═══ DATA FOR THIS TASK

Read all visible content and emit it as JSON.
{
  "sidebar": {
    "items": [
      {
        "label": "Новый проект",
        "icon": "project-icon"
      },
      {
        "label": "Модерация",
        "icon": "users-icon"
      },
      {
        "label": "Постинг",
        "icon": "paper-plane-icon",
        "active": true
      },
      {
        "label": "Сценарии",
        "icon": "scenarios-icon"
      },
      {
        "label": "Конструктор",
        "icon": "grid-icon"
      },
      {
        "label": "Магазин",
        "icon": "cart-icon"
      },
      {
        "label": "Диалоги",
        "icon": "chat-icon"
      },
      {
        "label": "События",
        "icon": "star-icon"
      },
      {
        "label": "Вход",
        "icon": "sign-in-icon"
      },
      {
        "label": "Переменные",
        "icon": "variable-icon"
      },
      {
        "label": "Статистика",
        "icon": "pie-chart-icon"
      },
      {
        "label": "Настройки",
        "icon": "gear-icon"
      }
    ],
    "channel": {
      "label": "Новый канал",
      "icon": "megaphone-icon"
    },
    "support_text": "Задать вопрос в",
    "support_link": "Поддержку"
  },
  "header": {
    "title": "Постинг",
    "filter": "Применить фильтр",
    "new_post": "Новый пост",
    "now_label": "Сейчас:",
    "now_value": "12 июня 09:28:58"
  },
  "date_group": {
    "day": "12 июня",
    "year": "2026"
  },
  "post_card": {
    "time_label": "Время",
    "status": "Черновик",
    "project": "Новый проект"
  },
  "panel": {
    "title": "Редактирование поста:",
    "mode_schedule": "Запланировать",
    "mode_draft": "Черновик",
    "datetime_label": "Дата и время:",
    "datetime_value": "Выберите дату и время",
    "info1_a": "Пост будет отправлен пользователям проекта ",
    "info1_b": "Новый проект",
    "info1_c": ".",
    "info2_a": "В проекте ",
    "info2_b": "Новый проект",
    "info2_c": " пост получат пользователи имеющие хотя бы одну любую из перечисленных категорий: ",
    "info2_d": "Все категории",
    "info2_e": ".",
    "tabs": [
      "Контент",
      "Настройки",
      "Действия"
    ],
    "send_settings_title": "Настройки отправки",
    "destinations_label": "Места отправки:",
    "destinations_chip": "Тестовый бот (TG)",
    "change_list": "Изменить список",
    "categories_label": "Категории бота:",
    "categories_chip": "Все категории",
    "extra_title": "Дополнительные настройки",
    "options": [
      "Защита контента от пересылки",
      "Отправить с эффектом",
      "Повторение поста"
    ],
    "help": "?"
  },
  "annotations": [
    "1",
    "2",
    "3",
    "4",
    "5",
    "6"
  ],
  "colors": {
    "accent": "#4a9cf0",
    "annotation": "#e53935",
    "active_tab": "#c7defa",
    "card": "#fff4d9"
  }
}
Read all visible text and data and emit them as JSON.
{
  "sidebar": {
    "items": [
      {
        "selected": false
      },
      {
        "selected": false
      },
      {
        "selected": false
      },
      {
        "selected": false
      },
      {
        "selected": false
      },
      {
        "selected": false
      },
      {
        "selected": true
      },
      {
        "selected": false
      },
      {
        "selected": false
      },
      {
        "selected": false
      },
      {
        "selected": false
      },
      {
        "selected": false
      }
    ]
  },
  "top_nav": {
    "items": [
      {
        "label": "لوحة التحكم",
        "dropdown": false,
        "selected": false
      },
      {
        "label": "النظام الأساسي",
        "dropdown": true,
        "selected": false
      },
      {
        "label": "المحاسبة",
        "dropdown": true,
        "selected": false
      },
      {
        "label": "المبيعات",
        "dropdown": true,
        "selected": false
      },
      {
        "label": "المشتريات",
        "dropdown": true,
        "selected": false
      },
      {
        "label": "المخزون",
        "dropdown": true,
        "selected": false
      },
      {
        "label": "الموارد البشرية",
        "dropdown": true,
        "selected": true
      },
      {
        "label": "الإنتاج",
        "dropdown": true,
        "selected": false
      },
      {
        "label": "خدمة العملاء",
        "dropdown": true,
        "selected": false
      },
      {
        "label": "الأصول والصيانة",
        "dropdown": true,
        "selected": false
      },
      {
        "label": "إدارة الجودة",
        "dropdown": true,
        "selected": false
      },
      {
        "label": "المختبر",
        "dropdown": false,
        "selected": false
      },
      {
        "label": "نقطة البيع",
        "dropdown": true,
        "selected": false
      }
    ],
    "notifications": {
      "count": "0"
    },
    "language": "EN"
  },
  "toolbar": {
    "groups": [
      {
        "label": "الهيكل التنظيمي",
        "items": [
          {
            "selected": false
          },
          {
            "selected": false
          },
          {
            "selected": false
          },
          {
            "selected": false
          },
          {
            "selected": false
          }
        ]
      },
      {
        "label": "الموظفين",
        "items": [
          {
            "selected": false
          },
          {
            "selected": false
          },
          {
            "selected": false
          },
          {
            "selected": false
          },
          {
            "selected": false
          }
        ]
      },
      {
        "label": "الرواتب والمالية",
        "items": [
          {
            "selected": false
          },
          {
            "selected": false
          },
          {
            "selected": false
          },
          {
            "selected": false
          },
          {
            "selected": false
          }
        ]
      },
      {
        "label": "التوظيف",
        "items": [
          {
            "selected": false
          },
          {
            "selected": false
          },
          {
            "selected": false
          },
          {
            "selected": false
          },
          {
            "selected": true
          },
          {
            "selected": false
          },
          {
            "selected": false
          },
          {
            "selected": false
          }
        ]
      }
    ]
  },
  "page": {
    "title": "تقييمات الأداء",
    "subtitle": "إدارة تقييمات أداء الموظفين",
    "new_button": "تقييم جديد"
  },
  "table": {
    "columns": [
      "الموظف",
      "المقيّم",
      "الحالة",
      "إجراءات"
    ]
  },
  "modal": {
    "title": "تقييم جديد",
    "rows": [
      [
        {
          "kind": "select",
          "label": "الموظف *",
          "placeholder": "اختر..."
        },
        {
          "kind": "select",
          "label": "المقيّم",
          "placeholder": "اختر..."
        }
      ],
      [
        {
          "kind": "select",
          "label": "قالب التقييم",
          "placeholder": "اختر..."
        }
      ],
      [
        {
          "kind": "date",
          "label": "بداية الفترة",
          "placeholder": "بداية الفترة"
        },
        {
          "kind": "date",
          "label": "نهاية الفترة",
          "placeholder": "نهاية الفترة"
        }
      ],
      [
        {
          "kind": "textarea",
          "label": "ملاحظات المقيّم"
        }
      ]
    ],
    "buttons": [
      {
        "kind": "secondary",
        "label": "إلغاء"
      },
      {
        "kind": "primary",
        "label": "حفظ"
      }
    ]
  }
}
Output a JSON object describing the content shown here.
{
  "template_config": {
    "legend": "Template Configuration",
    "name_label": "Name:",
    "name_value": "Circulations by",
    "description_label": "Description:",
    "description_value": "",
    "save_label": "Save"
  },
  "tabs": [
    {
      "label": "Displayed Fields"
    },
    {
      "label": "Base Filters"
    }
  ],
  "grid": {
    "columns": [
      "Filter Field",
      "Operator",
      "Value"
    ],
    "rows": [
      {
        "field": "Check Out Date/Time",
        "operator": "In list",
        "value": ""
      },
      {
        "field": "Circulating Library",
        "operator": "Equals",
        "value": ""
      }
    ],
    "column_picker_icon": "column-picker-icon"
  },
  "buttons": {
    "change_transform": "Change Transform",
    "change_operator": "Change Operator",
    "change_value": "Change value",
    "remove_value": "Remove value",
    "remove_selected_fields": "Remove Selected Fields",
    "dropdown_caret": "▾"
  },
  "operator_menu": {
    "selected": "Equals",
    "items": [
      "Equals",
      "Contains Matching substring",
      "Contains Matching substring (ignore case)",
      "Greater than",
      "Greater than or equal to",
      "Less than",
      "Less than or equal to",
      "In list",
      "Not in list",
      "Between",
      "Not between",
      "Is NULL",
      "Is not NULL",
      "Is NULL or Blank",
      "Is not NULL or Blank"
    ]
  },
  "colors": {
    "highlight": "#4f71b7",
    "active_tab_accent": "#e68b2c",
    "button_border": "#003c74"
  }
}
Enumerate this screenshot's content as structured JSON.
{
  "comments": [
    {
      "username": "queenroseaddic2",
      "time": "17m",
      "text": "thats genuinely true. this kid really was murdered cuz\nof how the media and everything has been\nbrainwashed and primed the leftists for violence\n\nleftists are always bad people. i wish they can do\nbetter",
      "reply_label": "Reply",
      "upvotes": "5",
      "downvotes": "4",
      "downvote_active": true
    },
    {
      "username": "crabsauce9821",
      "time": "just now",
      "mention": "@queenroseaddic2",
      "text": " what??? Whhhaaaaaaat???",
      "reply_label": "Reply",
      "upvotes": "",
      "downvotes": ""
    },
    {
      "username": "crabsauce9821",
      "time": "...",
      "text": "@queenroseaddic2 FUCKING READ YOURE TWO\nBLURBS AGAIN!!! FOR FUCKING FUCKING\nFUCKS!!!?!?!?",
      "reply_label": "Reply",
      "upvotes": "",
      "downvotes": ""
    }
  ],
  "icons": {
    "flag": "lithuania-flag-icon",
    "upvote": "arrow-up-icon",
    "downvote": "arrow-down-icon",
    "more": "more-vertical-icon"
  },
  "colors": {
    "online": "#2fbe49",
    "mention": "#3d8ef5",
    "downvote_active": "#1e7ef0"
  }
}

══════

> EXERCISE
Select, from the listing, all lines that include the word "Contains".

> ANSWER
      "Contains Matching substring",
      "Contains Matching substring (ignore case)",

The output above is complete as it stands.